[Dataset rows describing interfaces]
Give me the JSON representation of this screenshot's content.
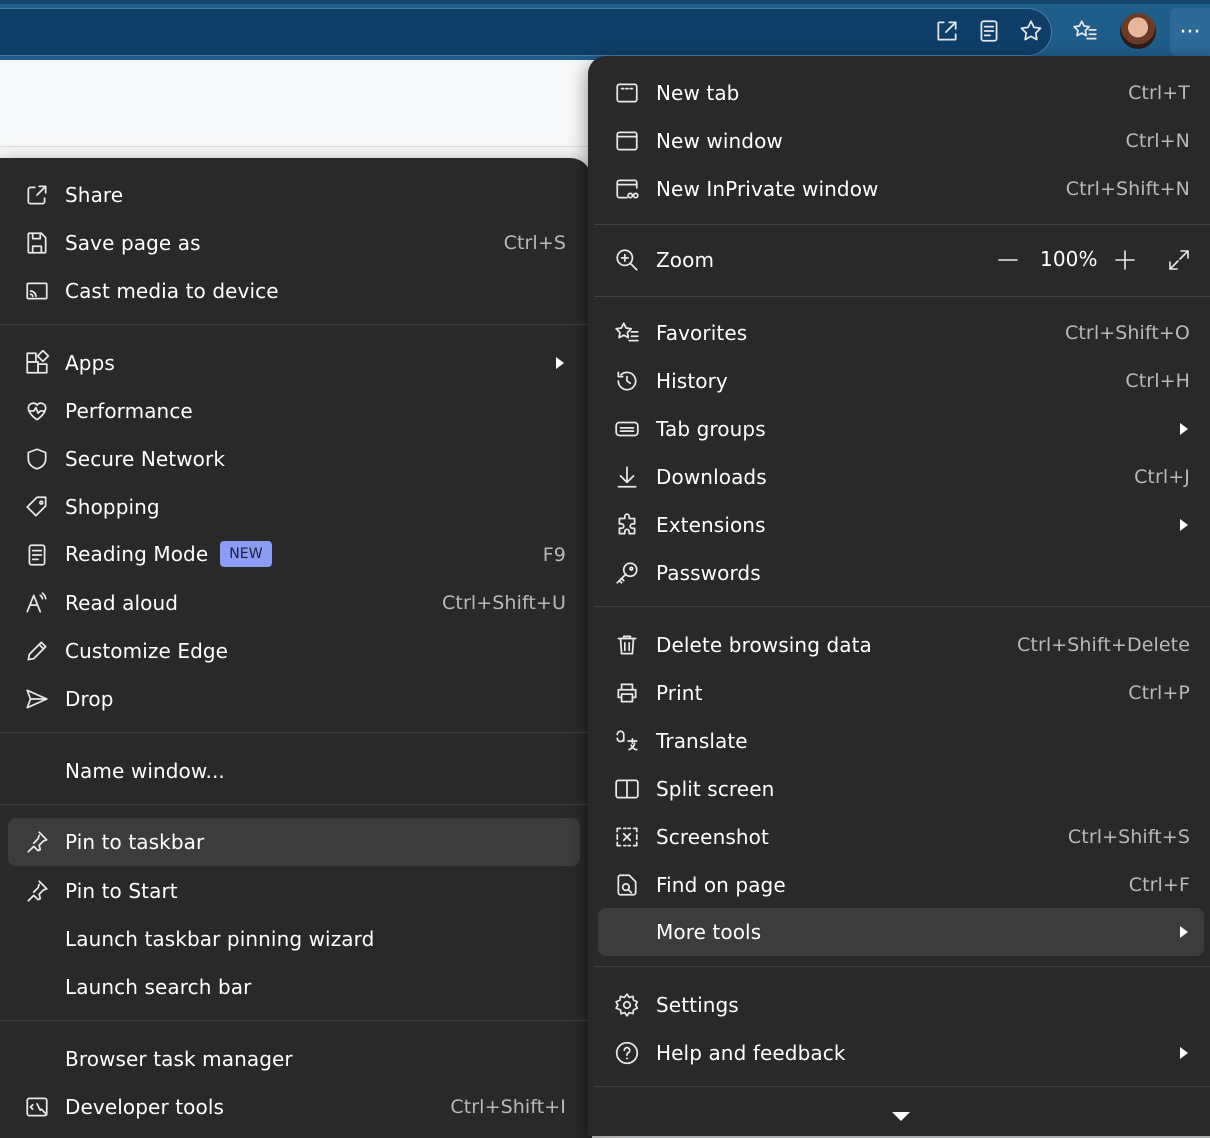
{
  "toolbar": {
    "icons": [
      "open-in-app-icon",
      "reading-view-icon",
      "favorite-star-icon",
      "favorites-icon",
      "profile-avatar",
      "more-icon"
    ],
    "more_label": "···"
  },
  "left_menu": {
    "items": [
      {
        "label": "Share",
        "icon": "share-icon",
        "shortcut": ""
      },
      {
        "label": "Save page as",
        "icon": "save-icon",
        "shortcut": "Ctrl+S"
      },
      {
        "label": "Cast media to device",
        "icon": "cast-icon",
        "shortcut": ""
      },
      {
        "label": "Apps",
        "icon": "apps-icon",
        "shortcut": ""
      },
      {
        "label": "Performance",
        "icon": "performance-icon",
        "shortcut": ""
      },
      {
        "label": "Secure Network",
        "icon": "shield-icon",
        "shortcut": ""
      },
      {
        "label": "Shopping",
        "icon": "tag-icon",
        "shortcut": ""
      },
      {
        "label": "Reading Mode",
        "icon": "reading-mode-icon",
        "shortcut": "F9",
        "badge": "NEW"
      },
      {
        "label": "Read aloud",
        "icon": "read-aloud-icon",
        "shortcut": "Ctrl+Shift+U"
      },
      {
        "label": "Customize Edge",
        "icon": "pencil-icon",
        "shortcut": ""
      },
      {
        "label": "Drop",
        "icon": "send-icon",
        "shortcut": ""
      },
      {
        "label": "Name window...",
        "icon": "",
        "shortcut": ""
      },
      {
        "label": "Pin to taskbar",
        "icon": "pin-icon",
        "shortcut": ""
      },
      {
        "label": "Pin to Start",
        "icon": "pin-icon",
        "shortcut": ""
      },
      {
        "label": "Launch taskbar pinning wizard",
        "icon": "",
        "shortcut": ""
      },
      {
        "label": "Launch search bar",
        "icon": "",
        "shortcut": ""
      },
      {
        "label": "Browser task manager",
        "icon": "",
        "shortcut": ""
      },
      {
        "label": "Developer tools",
        "icon": "developer-tools-icon",
        "shortcut": "Ctrl+Shift+I"
      }
    ]
  },
  "right_menu": {
    "items": [
      {
        "label": "New tab",
        "icon": "new-tab-icon",
        "shortcut": "Ctrl+T"
      },
      {
        "label": "New window",
        "icon": "new-window-icon",
        "shortcut": "Ctrl+N"
      },
      {
        "label": "New InPrivate window",
        "icon": "inprivate-icon",
        "shortcut": "Ctrl+Shift+N"
      },
      {
        "label": "Zoom",
        "icon": "zoom-icon",
        "shortcut": ""
      },
      {
        "label": "Favorites",
        "icon": "favorites-icon",
        "shortcut": "Ctrl+Shift+O"
      },
      {
        "label": "History",
        "icon": "history-icon",
        "shortcut": "Ctrl+H"
      },
      {
        "label": "Tab groups",
        "icon": "tab-groups-icon",
        "shortcut": ""
      },
      {
        "label": "Downloads",
        "icon": "download-icon",
        "shortcut": "Ctrl+J"
      },
      {
        "label": "Extensions",
        "icon": "extensions-icon",
        "shortcut": ""
      },
      {
        "label": "Passwords",
        "icon": "key-icon",
        "shortcut": ""
      },
      {
        "label": "Delete browsing data",
        "icon": "trash-icon",
        "shortcut": "Ctrl+Shift+Delete"
      },
      {
        "label": "Print",
        "icon": "print-icon",
        "shortcut": "Ctrl+P"
      },
      {
        "label": "Translate",
        "icon": "translate-icon",
        "shortcut": ""
      },
      {
        "label": "Split screen",
        "icon": "split-screen-icon",
        "shortcut": ""
      },
      {
        "label": "Screenshot",
        "icon": "screenshot-icon",
        "shortcut": "Ctrl+Shift+S"
      },
      {
        "label": "Find on page",
        "icon": "find-icon",
        "shortcut": "Ctrl+F"
      },
      {
        "label": "More tools",
        "icon": "",
        "shortcut": ""
      },
      {
        "label": "Settings",
        "icon": "gear-icon",
        "shortcut": ""
      },
      {
        "label": "Help and feedback",
        "icon": "help-icon",
        "shortcut": ""
      }
    ],
    "zoom": {
      "minus": "—",
      "value": "100%",
      "plus": "+"
    }
  }
}
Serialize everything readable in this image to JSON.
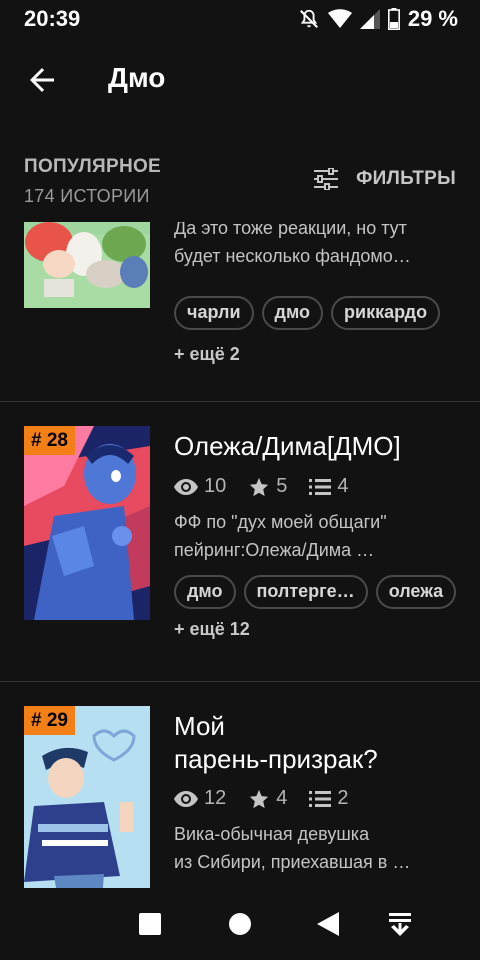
{
  "status_bar": {
    "time": "20:39",
    "battery": "29 %",
    "icons": [
      "mute-icon",
      "wifi-icon",
      "signal-icon",
      "battery-icon"
    ]
  },
  "app_bar": {
    "title": "Дмо",
    "back_icon": "arrow-left-icon"
  },
  "section": {
    "title": "ПОПУЛЯРНОЕ",
    "count": "174 ИСТОРИИ",
    "filters_label": "ФИЛЬТРЫ",
    "filters_icon": "sliders-icon"
  },
  "stories": [
    {
      "rank": "",
      "title": "",
      "desc_line1": "Да это тоже реакции, но тут",
      "desc_line2": "будет несколько фандомо…",
      "tags": [
        "чарли",
        "дмо",
        "риккардо"
      ],
      "more": "+ ещё 2"
    },
    {
      "rank": "# 28",
      "title": "Олежа/Дима[ДМО]",
      "views": "10",
      "stars": "5",
      "parts": "4",
      "desc_line1": "ФФ по \"дух моей общаги\"",
      "desc_line2": "пейринг:Олежа/Дима …",
      "tags": [
        "дмо",
        "полтерге…",
        "олежа"
      ],
      "more": "+ ещё 12"
    },
    {
      "rank": "# 29",
      "title_line1": "Мой",
      "title_line2": "парень-призрак?",
      "views": "12",
      "stars": "4",
      "parts": "2",
      "desc_line1": "Вика-обычная девушка",
      "desc_line2": "из Сибири, приехавшая в …"
    }
  ],
  "colors": {
    "background": "#121212",
    "rank_badge": "#f57f17",
    "tag_border": "#4a4a4a",
    "secondary_text": "#b4b4b4"
  },
  "nav_bar": {
    "buttons": [
      "square-icon",
      "circle-icon",
      "back-triangle-icon",
      "notification-down-icon"
    ]
  }
}
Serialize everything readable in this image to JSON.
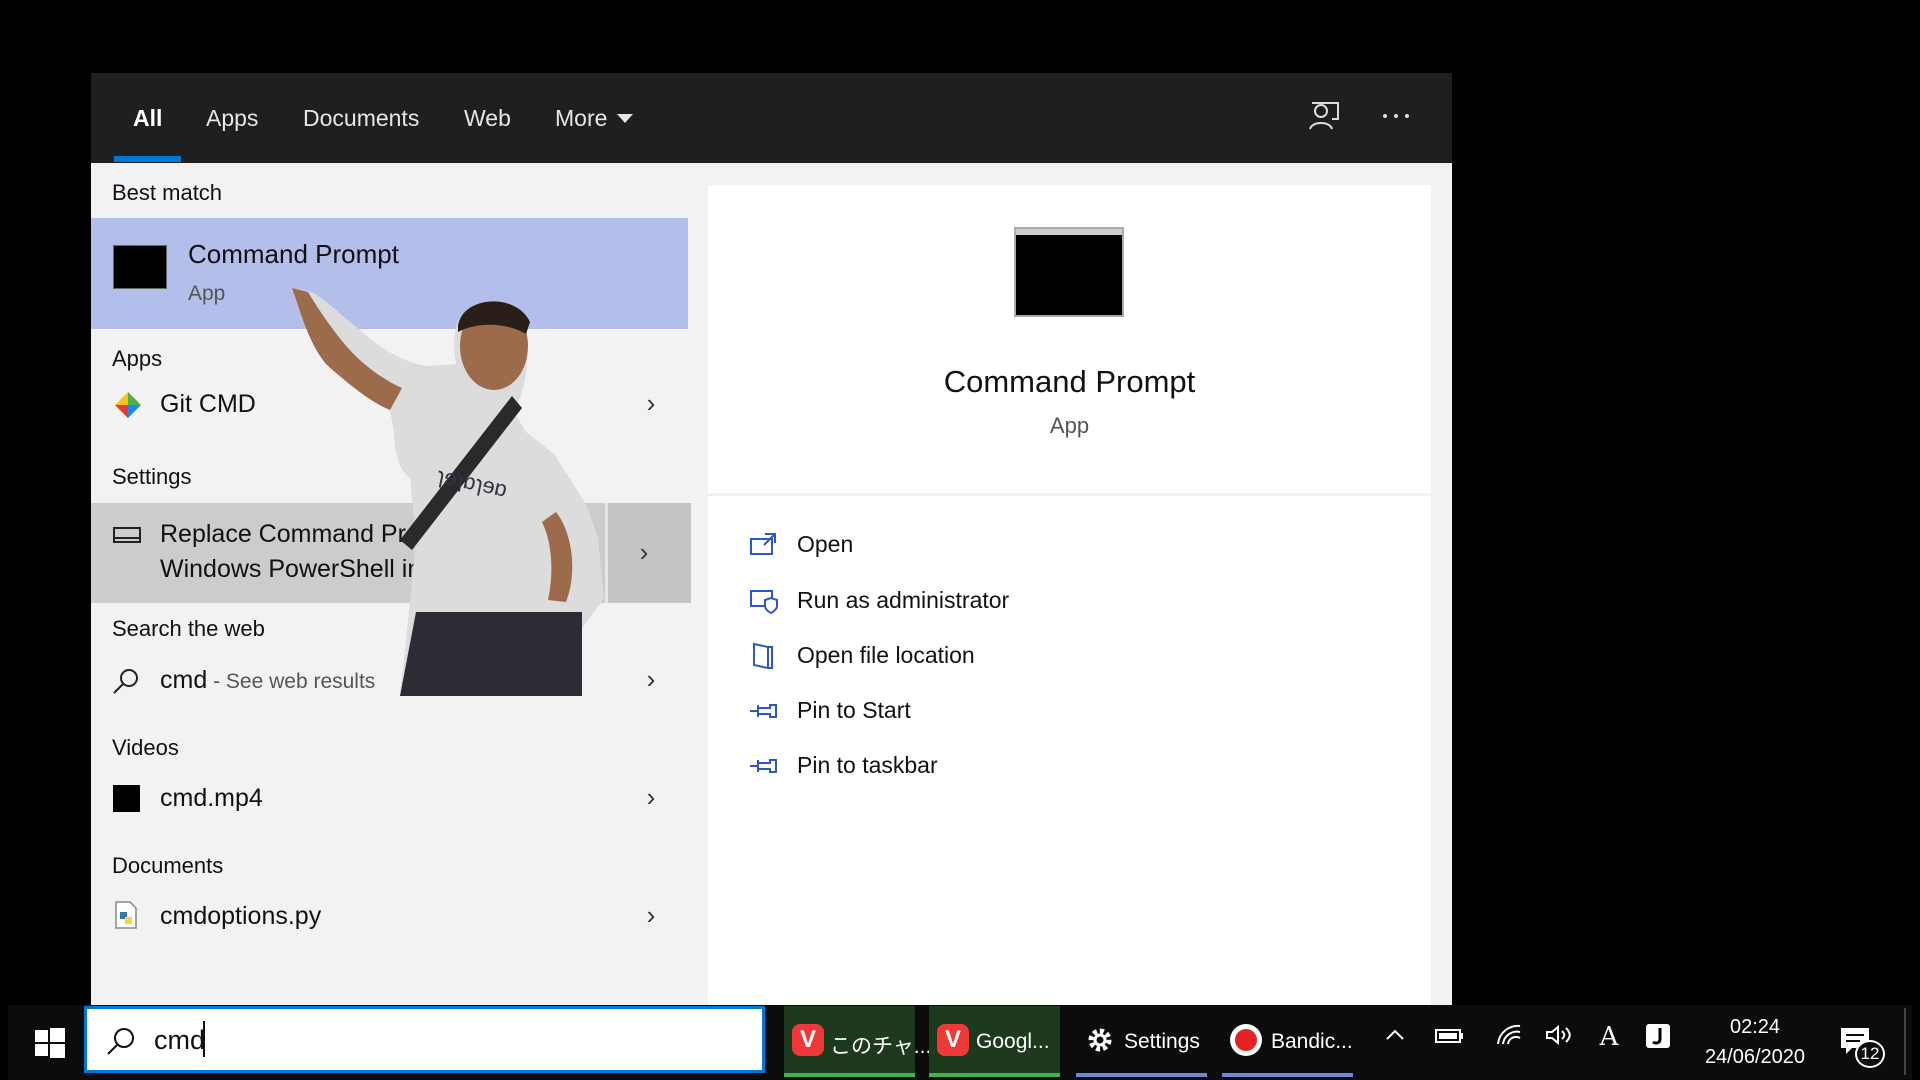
{
  "colors": {
    "accent": "#0078d7",
    "selected_row": "#b3bfea",
    "hover_row": "#cccccc",
    "tab_bar": "#1f1f1f",
    "vivaldi_red": "#ef3939",
    "running_green": "#3fb54a"
  },
  "tabs": [
    {
      "label": "All",
      "active": true
    },
    {
      "label": "Apps"
    },
    {
      "label": "Documents"
    },
    {
      "label": "Web"
    },
    {
      "label": "More"
    }
  ],
  "top_icons": [
    "feedback-icon",
    "more-options-icon"
  ],
  "results": {
    "best_match": {
      "heading": "Best match",
      "item": {
        "title": "Command Prompt",
        "subtitle": "App",
        "icon": "cmd-icon"
      }
    },
    "apps": {
      "heading": "Apps",
      "item": {
        "bold": "Git CMD",
        "icon": "git-icon"
      }
    },
    "settings": {
      "heading": "Settings",
      "line1": "Replace Command Prompt with",
      "line2": "Windows PowerShell in the Win + X",
      "icon": "display-icon"
    },
    "web": {
      "heading": "Search the web",
      "bold": "cmd",
      "suffix": " - See web results",
      "icon": "search-icon"
    },
    "videos": {
      "heading": "Videos",
      "bold": "cmd",
      "rest": ".mp4",
      "icon": "video-file-icon"
    },
    "documents": {
      "heading": "Documents",
      "bold": "cmd",
      "rest": "options.py",
      "icon": "python-file-icon"
    }
  },
  "preview": {
    "title": "Command Prompt",
    "subtitle": "App",
    "actions": [
      {
        "label": "Open",
        "icon": "open-icon"
      },
      {
        "label": "Run as administrator",
        "icon": "shield-icon"
      },
      {
        "label": "Open file location",
        "icon": "file-location-icon"
      },
      {
        "label": "Pin to Start",
        "icon": "pin-icon"
      },
      {
        "label": "Pin to taskbar",
        "icon": "pin-icon"
      }
    ]
  },
  "taskbar": {
    "search_value": "cmd",
    "apps": [
      {
        "label": "このチャ...",
        "icon": "vivaldi-icon"
      },
      {
        "label": "Googl...",
        "icon": "vivaldi-icon"
      },
      {
        "label": "Settings",
        "icon": "gear-icon"
      },
      {
        "label": "Bandic...",
        "icon": "record-icon"
      }
    ],
    "ime": "A",
    "time": "02:24",
    "date": "24/06/2020",
    "notification_count": "12"
  }
}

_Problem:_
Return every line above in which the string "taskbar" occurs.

_Output for this task:_
        "label": "Pin to taskbar",
        "label": "Launch taskbar pinning wizard",
        "label": "Pin to taskbar",
  "taskbar": {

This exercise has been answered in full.